On Friday, March 2, 2018 at 1:43:39 AM UTC-7, ***@gmail.com wrote:
> Flap over. It's just been found on StackExchange.
> It's "Return To Space, by WH Fear (probably a pseudonym), Badger Books
Wow! I'm glad it was found. Once I knew what it was, I searched for more
information, and found the mention of a full name for W. H. Fear another poster
I've asked for some help in a music newsgroup, but since someone here managed to
find "Samba de Orfeu" for me, perhaps one of the answers I seek can be found
here as well:
Richard Rodgers and Lorenz Hart composed a song, titled "Prayer", in 1933, for the
movie "Hollywood Party". It ended up not being used.
In 1934, the same melody was used for "Manhattan Melodrama", but with different
lyrics, as its title song. It wasn't used as the title song, but it was used with
a third set of lyrics, later in the movie, as "The Bad in Every Man".
It was the fourth set of lyrics, still written by Lorenz Hart, that made the song
into Blue Moon, the hit we know today.
After there were several successful conventional versions of this song that were popular, in 1961, the Marcels recorded their famous doo-wop version of the song:
So here is my first request of this newsgroup.
I know that in reading about this song, I had seen in one of the books about
music history a photographic reproduction of the very advertisement that Richard
Rodgers took out expressing his unhappiness with that version.
I haven't been able to find it again - but I *have* found claims that this was
just an "urban legend", and Richard Rodgers actually did no such thing.
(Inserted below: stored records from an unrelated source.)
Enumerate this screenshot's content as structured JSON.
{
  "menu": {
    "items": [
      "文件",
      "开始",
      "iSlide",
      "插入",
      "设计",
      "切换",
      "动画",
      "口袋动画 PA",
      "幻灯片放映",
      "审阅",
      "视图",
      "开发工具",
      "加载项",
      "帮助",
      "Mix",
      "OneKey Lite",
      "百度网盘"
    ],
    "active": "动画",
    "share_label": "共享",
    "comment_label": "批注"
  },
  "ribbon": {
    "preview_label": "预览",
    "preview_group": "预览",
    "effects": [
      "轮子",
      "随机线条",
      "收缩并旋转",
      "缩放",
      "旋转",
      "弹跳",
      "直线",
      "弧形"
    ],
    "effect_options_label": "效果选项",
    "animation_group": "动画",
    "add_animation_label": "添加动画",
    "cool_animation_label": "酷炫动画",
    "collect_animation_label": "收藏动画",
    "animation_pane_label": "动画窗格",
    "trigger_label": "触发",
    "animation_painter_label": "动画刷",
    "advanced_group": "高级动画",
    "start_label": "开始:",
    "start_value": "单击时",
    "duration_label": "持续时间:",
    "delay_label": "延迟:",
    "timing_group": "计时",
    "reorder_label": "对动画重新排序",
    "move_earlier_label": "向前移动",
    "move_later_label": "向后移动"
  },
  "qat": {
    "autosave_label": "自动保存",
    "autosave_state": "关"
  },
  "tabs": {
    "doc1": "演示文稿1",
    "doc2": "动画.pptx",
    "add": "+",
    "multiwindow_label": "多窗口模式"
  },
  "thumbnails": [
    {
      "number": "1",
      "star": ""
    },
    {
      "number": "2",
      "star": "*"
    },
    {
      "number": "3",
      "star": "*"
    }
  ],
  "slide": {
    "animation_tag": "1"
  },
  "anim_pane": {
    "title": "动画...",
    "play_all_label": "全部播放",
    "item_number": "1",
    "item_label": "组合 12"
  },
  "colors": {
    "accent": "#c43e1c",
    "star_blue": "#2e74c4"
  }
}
So I'm
hoping someone can help me set the record straight.
As to my second request:
The Marcels' version of Blue Moon wasn't the only doo-wop version of that song.
Before them, this version
was performed by the Drivers.
Now, the rythym track - the bass line - is very familiar to me from *some other
song*, but I haven't been able to recall which one. I've been hunting around,
but it isn't "Quiet Village" or "El Cumbanchero", the closest things I've found